[Excerpts from an interface dataset]
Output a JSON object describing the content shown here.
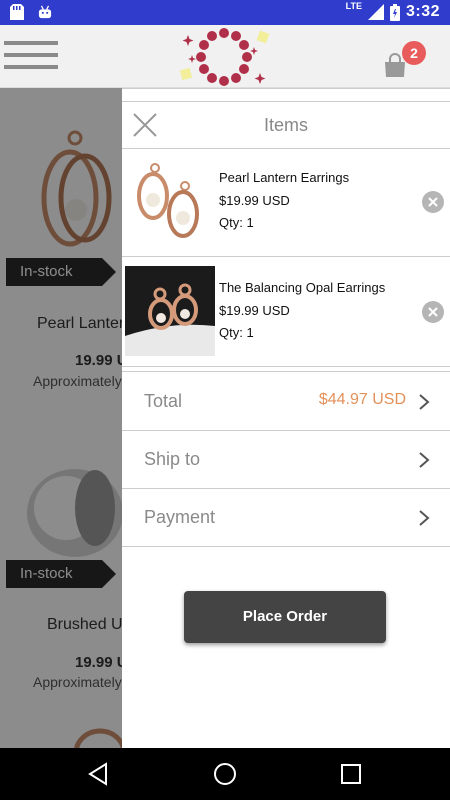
{
  "status_bar": {
    "network": "LTE",
    "time": "3:32"
  },
  "app_bar": {
    "cart_count": "2"
  },
  "background_products": [
    {
      "badge": "In-stock",
      "name": "Pearl Lanter",
      "price": "19.99 U",
      "approx": "Approximately"
    },
    {
      "badge": "In-stock",
      "name": "Brushed U",
      "price": "19.99 U",
      "approx": "Approximately"
    }
  ],
  "cart": {
    "title": "Items",
    "items": [
      {
        "name": "Pearl Lantern Earrings",
        "price": "$19.99 USD",
        "qty": "Qty: 1"
      },
      {
        "name": "The Balancing Opal Earrings",
        "price": "$19.99 USD",
        "qty": "Qty: 1"
      }
    ],
    "total_label": "Total",
    "total_value": "$44.97 USD",
    "ship_label": "Ship to",
    "payment_label": "Payment",
    "place_order": "Place Order"
  },
  "colors": {
    "status_bar": "#2f3ccc",
    "accent_total": "#e3915a",
    "badge": "#e85c5c",
    "button": "#444444"
  }
}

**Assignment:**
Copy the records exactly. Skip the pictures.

**Solution to this problem:**
Output a JSON object describing the content shown here.
{
  "status_bar": {
    "network": "LTE",
    "time": "3:32"
  },
  "app_bar": {
    "cart_count": "2"
  },
  "background_products": [
    {
      "badge": "In-stock",
      "name": "Pearl Lanter",
      "price": "19.99 U",
      "approx": "Approximately"
    },
    {
      "badge": "In-stock",
      "name": "Brushed U",
      "price": "19.99 U",
      "approx": "Approximately"
    }
  ],
  "cart": {
    "title": "Items",
    "items": [
      {
        "name": "Pearl Lantern Earrings",
        "price": "$19.99 USD",
        "qty": "Qty: 1"
      },
      {
        "name": "The Balancing Opal Earrings",
        "price": "$19.99 USD",
        "qty": "Qty: 1"
      }
    ],
    "total_label": "Total",
    "total_value": "$44.97 USD",
    "ship_label": "Ship to",
    "payment_label": "Payment",
    "place_order": "Place Order"
  },
  "colors": {
    "status_bar": "#2f3ccc",
    "accent_total": "#e3915a",
    "badge": "#e85c5c",
    "button": "#444444"
  }
}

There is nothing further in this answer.